• _Entries provided_

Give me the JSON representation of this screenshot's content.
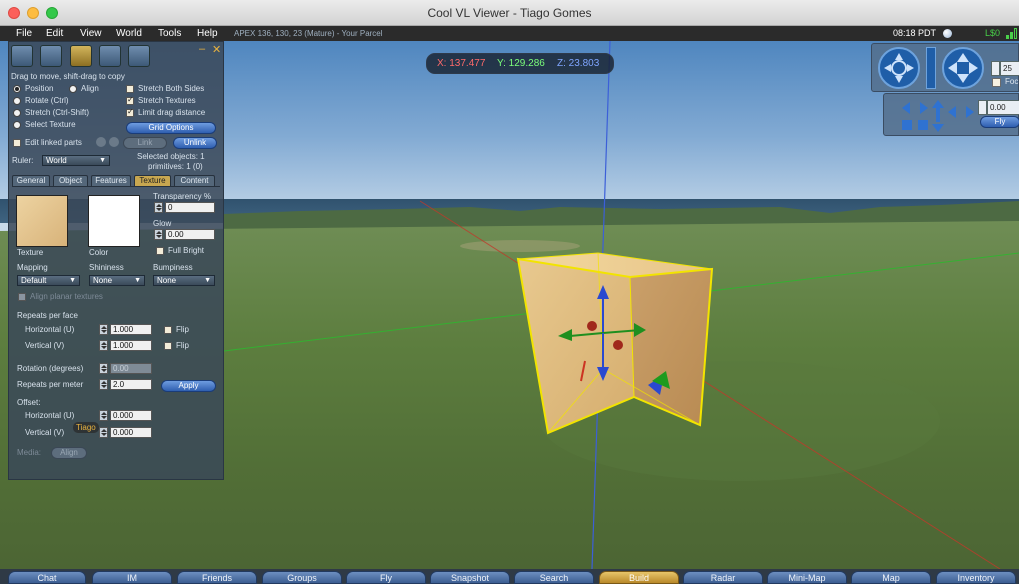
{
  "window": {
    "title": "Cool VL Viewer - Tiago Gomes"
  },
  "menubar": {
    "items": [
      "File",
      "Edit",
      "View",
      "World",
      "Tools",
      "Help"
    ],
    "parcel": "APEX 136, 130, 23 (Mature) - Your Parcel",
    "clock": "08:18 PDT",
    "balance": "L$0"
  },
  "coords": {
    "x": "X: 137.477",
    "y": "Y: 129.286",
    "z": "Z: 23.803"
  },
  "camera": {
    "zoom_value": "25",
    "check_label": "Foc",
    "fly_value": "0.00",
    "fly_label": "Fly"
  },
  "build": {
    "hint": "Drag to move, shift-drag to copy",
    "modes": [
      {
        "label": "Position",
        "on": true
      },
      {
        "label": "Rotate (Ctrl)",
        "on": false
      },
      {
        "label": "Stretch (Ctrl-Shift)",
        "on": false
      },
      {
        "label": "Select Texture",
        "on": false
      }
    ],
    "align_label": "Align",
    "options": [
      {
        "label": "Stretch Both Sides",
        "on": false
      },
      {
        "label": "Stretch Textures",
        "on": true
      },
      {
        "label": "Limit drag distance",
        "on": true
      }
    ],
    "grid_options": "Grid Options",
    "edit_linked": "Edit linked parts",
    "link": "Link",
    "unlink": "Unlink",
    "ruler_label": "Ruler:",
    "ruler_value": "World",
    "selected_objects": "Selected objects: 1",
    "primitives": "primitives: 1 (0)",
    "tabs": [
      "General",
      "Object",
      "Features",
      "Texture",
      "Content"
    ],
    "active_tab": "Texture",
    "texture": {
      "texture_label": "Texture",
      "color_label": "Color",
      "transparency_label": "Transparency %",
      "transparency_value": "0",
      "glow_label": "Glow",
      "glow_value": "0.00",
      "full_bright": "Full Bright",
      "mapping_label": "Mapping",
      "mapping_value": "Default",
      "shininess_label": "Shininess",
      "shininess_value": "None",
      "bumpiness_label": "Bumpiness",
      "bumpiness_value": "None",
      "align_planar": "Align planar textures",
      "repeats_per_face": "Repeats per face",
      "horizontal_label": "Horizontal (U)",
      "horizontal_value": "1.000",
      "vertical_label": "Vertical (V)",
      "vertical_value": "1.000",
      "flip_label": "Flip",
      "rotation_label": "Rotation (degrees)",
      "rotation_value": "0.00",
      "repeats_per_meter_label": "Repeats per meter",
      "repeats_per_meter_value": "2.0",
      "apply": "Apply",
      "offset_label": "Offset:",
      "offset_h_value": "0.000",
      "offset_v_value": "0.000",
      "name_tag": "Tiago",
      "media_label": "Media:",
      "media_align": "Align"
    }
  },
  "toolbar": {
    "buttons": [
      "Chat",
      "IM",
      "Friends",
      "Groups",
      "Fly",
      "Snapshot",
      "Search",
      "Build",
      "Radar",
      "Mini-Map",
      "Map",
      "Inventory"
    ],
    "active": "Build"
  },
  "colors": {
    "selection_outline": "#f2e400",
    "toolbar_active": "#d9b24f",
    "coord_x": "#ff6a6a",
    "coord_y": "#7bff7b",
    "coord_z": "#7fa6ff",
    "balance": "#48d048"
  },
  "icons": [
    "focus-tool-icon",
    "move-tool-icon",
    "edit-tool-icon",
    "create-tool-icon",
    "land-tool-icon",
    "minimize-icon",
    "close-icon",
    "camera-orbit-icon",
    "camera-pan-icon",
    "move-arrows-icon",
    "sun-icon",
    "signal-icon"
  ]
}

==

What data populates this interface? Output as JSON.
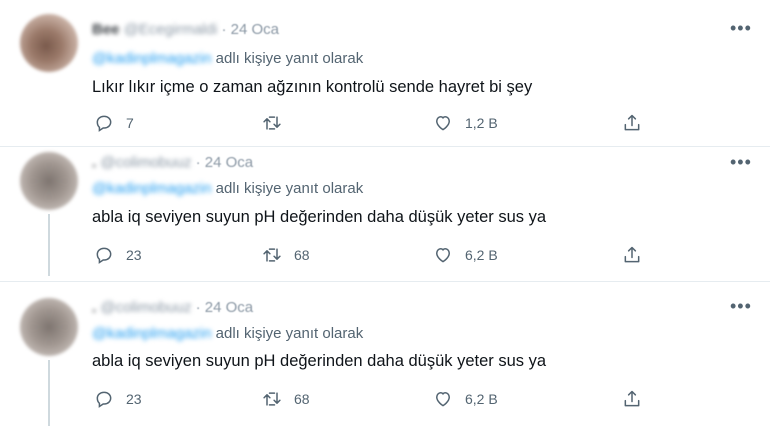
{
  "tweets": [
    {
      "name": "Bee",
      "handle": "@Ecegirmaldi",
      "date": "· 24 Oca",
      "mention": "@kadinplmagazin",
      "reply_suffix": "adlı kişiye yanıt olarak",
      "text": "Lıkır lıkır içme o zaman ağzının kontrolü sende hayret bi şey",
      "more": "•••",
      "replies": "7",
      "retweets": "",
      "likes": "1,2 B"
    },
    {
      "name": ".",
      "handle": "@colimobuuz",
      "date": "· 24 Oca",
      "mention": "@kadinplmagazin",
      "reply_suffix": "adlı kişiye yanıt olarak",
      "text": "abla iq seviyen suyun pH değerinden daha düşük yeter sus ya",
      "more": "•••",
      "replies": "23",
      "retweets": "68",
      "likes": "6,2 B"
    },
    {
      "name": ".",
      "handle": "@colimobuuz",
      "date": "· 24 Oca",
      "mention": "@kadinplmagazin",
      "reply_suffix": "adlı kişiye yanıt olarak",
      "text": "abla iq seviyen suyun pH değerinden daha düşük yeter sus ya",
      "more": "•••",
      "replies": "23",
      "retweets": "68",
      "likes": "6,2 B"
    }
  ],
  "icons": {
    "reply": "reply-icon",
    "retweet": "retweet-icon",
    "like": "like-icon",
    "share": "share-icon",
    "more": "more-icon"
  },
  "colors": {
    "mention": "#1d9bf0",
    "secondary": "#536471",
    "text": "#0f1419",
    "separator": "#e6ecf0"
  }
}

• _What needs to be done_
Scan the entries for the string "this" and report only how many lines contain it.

• _Response below_
2